Mediumistic Sensitivity

Emma Hardinge Britten said: "Whatever that force may be which

constitutes the difference between a 'medium' and a non-medium, it is

certainly of a mental and magnetic character--that is, a combination of

the subtle elements of mind and magnetism, and therefore of a

psychological and not of a purely physical character. Whilst the

spiritualists of this generation have had no one to teach them either

what spiritual gifts
re, or how to use, or how to abuse them,

experience has shown that the conditions under which spiritual phenomena

are produced through mediums are not only helped or hindered by their

mental states, but also by the will, magnetism, and mental states of

those who surround them." E. W. Wallis says: "The same laws govern the

relations between the sensitive and the spirit operator as between the

hypnotist and his subject.
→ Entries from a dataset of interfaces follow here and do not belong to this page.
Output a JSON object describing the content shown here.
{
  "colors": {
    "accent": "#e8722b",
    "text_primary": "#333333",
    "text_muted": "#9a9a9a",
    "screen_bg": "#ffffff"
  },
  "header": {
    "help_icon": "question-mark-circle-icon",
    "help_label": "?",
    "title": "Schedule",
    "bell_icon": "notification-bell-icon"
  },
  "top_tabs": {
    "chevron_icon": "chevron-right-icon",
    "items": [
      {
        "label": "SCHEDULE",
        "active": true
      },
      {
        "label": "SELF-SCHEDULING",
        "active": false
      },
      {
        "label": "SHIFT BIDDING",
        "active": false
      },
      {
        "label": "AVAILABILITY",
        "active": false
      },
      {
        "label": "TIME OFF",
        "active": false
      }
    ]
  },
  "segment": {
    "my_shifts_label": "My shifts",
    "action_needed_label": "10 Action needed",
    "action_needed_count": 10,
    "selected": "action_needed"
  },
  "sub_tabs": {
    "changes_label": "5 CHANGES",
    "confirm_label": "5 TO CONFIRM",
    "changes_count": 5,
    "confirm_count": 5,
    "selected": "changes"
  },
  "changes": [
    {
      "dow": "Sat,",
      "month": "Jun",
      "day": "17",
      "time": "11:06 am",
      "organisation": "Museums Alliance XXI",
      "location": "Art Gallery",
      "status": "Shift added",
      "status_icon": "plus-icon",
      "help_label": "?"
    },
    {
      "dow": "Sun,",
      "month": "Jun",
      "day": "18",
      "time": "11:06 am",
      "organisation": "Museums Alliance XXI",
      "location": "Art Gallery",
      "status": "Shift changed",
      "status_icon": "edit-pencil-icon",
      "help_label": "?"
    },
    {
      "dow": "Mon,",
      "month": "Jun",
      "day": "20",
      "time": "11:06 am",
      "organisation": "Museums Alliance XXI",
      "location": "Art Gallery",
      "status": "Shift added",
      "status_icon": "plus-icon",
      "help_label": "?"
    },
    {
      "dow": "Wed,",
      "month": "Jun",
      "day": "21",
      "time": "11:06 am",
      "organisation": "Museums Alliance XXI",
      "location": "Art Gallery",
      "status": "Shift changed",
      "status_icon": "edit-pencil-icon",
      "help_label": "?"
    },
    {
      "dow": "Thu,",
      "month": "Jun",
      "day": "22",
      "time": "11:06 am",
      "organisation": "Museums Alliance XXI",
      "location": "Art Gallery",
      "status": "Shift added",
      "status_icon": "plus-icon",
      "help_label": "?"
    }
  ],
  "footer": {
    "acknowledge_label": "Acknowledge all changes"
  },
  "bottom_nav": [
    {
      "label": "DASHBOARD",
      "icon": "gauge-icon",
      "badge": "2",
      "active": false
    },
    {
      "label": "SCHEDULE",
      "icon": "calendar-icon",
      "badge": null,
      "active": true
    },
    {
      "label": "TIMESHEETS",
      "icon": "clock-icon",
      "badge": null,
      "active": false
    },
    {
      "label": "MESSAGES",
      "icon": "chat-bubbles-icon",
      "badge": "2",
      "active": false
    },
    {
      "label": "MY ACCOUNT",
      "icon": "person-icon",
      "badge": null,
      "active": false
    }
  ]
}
Therefore, mediumship is not necessarily

spiritual; it may be of all kinds; there may be psychical relationship

of a high grade and of a low one. There may be messages from beyond that

prove the identity of spirits, and give evidence of the continuity of

life, of the survival of mind, and yet they may not minister to

spiritual growth, nor awaken any exalted desire to be of service to God

and man. There may be psychical sympathy and not spiritual fellowship;

there may be spirit intercourse and not that sweet spiritual communion

which should be the goal of all who seek for evidences of life beyond

the valley of death. It is no longer possible to regard mediumship as a

supernatural endowment. It is, as regards the psychic susceptibility

upon which it depends, the common property of the race, and is therefore

as natural as are the 'gifts' of song or oratory, or the ability to

paint or construct. But as certain gifts and graces are more developed

in some individuals than in others, in like manner the sensitiveness

which is called mediumship is more highly developed (or is capable of

such development) in certain peculiarly constituted persons who may be

regarded as supernormally gifted, yet as naturally so as are geniuses in

other directions."